View Full Version : Backyard Viewing Brings Out the Neighbors

2003-Mar-09, 02:40 AM
We've had for the most part cloudy nights here in Austin, Texas these past several days. That is until this evening. Thought it'd be great to pull out the 8" dobsonian and catch a look at the moon, Jupiter, whatever else I could grab here in the middle of town.

Out my apartment backdoor is an open yard by the pool, just about right for an hour or so of viewing. Within just moments of setting up the scope, a neighbor walks by. I invited him over for a looksee. Said this was the first time for him to look thru anything larger than a spotting scope. He was quite moved by the beauty of the moon tonight. Spent several minutes mesmerized by the craters/terminator.

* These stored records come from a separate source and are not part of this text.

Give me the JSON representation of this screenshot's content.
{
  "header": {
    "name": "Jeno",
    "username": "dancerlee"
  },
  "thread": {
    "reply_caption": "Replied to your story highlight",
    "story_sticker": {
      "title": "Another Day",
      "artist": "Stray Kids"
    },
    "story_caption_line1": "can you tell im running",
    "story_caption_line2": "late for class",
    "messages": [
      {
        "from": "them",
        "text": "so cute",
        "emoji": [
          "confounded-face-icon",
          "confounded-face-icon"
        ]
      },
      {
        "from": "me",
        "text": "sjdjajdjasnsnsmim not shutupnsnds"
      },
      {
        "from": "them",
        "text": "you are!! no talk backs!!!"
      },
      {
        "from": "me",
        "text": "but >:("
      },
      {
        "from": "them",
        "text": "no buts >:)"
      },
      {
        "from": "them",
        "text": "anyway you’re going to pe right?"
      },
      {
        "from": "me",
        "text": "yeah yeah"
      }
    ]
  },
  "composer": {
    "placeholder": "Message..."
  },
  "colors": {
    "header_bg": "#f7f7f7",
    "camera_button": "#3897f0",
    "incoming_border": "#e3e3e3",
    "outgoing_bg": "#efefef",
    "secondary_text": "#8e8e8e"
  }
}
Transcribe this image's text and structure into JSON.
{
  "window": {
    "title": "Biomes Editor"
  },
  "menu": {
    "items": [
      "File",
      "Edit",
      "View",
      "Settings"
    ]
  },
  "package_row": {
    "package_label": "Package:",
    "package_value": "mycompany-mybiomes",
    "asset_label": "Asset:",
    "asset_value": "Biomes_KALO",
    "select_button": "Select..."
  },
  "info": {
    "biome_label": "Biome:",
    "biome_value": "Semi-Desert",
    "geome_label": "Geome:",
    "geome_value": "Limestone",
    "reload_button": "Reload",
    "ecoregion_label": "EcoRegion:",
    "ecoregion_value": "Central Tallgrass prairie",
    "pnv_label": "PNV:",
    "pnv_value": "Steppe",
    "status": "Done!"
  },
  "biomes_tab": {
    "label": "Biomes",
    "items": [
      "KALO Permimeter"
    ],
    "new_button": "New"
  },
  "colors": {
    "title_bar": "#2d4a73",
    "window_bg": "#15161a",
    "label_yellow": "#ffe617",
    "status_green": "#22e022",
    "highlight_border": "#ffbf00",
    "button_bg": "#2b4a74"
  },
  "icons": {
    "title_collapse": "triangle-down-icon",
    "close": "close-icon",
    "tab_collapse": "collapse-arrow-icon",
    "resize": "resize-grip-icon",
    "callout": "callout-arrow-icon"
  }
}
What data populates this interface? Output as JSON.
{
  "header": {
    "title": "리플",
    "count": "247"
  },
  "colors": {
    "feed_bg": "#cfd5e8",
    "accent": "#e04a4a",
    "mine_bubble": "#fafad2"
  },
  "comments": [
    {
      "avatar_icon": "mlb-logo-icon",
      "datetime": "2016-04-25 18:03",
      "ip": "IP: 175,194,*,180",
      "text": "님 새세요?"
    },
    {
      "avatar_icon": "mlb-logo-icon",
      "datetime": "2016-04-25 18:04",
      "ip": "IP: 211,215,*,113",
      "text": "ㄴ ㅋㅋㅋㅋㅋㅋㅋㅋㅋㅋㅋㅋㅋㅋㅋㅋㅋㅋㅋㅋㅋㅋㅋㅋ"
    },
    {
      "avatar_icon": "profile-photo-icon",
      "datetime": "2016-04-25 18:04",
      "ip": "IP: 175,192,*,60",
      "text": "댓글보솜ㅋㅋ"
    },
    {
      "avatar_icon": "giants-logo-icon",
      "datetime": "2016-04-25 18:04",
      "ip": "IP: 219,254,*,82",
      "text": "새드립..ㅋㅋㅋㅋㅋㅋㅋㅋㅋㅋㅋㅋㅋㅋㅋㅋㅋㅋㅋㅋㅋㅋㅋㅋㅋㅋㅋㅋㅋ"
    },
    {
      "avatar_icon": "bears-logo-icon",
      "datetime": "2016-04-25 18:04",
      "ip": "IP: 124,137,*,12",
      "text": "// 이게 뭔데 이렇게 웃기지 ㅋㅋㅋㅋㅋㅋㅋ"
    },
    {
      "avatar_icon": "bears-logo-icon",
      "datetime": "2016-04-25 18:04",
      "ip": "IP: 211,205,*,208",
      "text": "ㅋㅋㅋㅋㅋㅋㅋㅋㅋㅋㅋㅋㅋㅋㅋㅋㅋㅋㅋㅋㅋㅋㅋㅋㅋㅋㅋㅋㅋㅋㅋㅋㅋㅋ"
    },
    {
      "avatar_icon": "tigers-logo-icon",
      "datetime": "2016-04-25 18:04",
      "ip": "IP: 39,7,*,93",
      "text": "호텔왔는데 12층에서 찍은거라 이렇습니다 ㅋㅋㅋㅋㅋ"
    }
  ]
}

I knew he had a couple of grade school kids so he sent them out. A few more joined us. Had a little class going for a bit between Jupiter and the moon. Others passed by and stopped for a look. By the end of it there had been about 15 neighbors maybe catching the skywatching bug. Well, at least until I bring out the scope again.

2003-Mar-09, 11:11 AM
A few years ago when we had a nice Lunar eclipse, I set our scope up in the front yard. The kids really got a kick out of seeing Saturn's rings. The neighbors stopped to talk.

I also remember when the comet Kohutek (?sp.)
was supposed to be visible many years ago. Lots of folks were out in the evening looking for it. If I remember correctly, we never did see it.


2003-Mar-09, 11:51 AM
I wish I could do that. I think it was down to -40 last week... forget bringing out the neighbours, I'd need to bring out the hot water after my hands got stuck to the tripod. /phpBB/images/smiles/icon_frown.gif
(My EAS (http://courses.eas.ualberta.ca/eas270/index.html) experience wants me to say that there's a trough (http://gfx.weatheroffice.ec.gc.ca/data/analysis/jac12_100.gif) coming down from the north that goes right over Edmonton. Taking a look at the Skew-T (http://twister.sbs.ohio-state.edu/upperair/skewt/wse.gif) diagram... makes me remember I always needed the book to figure those out. :-/)
In other words, the seeing is great, but I'll be inside anyways. /phpBB/images/smiles/icon_wink.gif

2003-Mar-09, 01:44 PM
Nanoda, my sympathies. I am in the same boat. New scope, clear sky, -25 F. Your fingers get too cold to use the focuser very quickly.

2003-Mar-10, 09:43 AM
How can you even bring a telescope out when it's 25 or more below? That's cold enough to freeze the oil in your car if you forget to plug in the heater.

Actually, it's warmer here but we have about 60-70% of the time rain or clouds. And you get to see the auroras more often.

2003-Mar-10, 01:58 PM
It wasn't -25 when I set the scope up. That was earlier in the evening. -25 also freezes the lubricant in old people's joints I've learned.

<font size=-1>[ This Message was edited by: gethen on 2003-03-10 08:58 ]</font>

2003-Mar-11, 04:13 AM
When I set up in the front yard, I get a lot of different folks. I was out one spring night and a car stopped the driver stepped out and said his daughter wanted a look. Of course I said of course, expecting a 10-12 year old. She was 3! Start 'em young I always say. She wanted to see the Moon, Jupiter and Saturn. All but the Moon had set already but she really liked looking at the creaters on the Moon.

I was amaized that she knew all those objects and that possibility they'd be up!